* _Data for this task_
**********
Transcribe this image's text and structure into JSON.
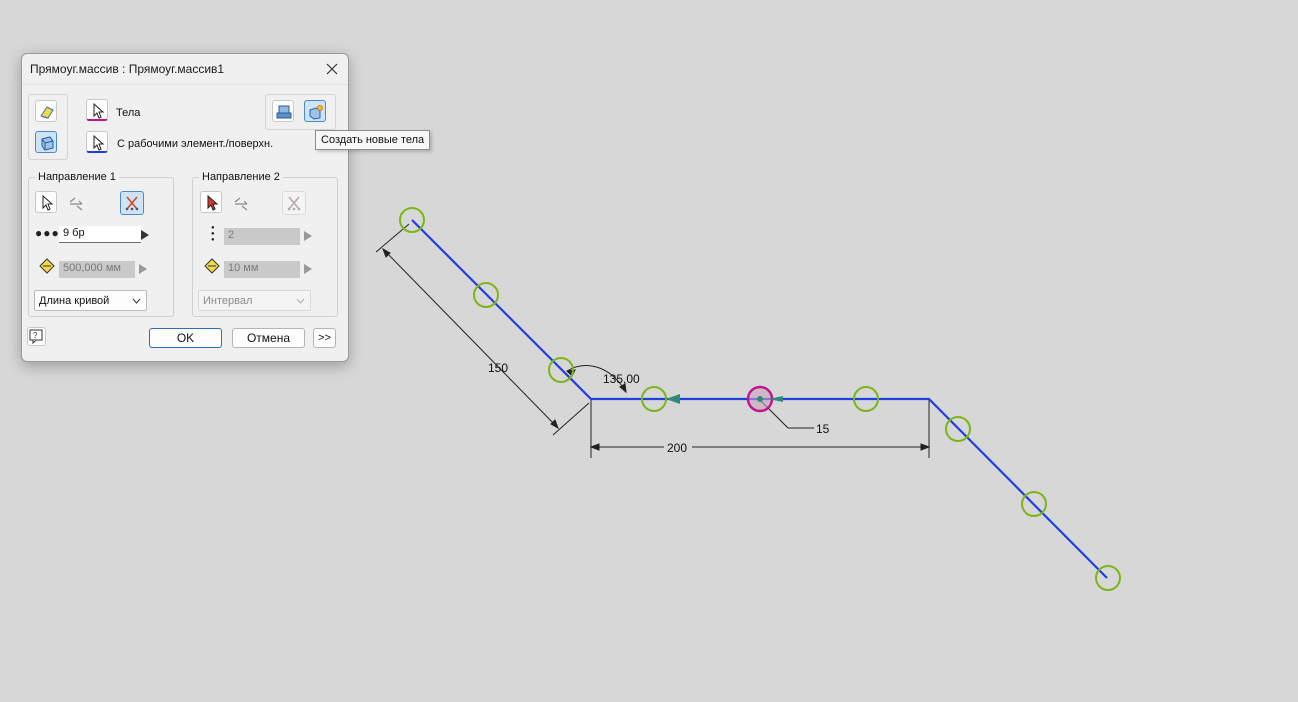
{
  "dialog": {
    "title": "Прямоуг.массив : Прямоуг.массив1",
    "bodies_label": "Тела",
    "work_features_label": "С рабочими элемент./поверхн.",
    "tooltip": "Создать новые тела",
    "direction1": {
      "legend": "Направление 1",
      "count": "9 бр",
      "spacing": "500,000 мм",
      "method": "Длина кривой"
    },
    "direction2": {
      "legend": "Направление 2",
      "count": "2",
      "spacing": "10 мм",
      "method": "Интервал"
    },
    "ok_label": "OK",
    "cancel_label": "Отмена",
    "more_label": ">>"
  },
  "sketch": {
    "dimensions": {
      "length_1": "150",
      "angle": "135,00",
      "length_2": "200",
      "circle": "15"
    },
    "colors": {
      "path": "#1f3fe0",
      "instance_circle": "#7cb518",
      "selected_circle": "#c0148c"
    }
  }
}
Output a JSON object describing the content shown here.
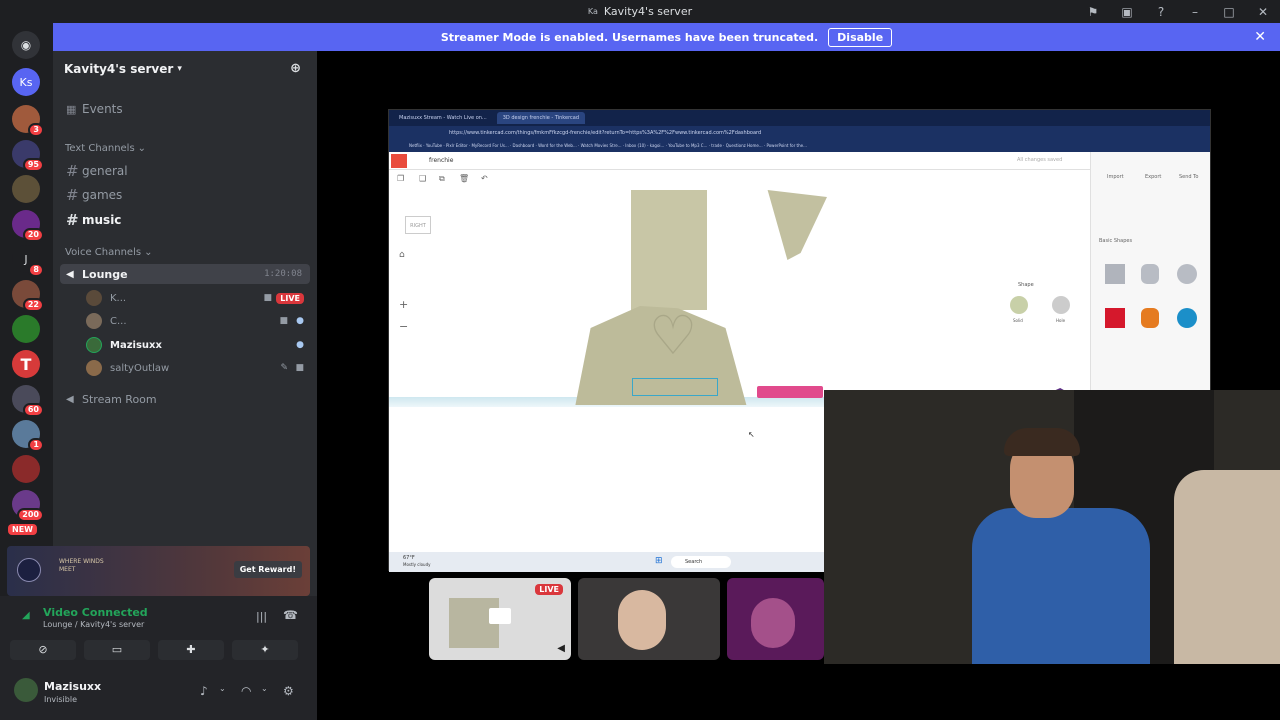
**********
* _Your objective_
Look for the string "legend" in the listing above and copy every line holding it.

* _Output of the task_
      "legend": "Направление 1",
      "legend": "Направление 2",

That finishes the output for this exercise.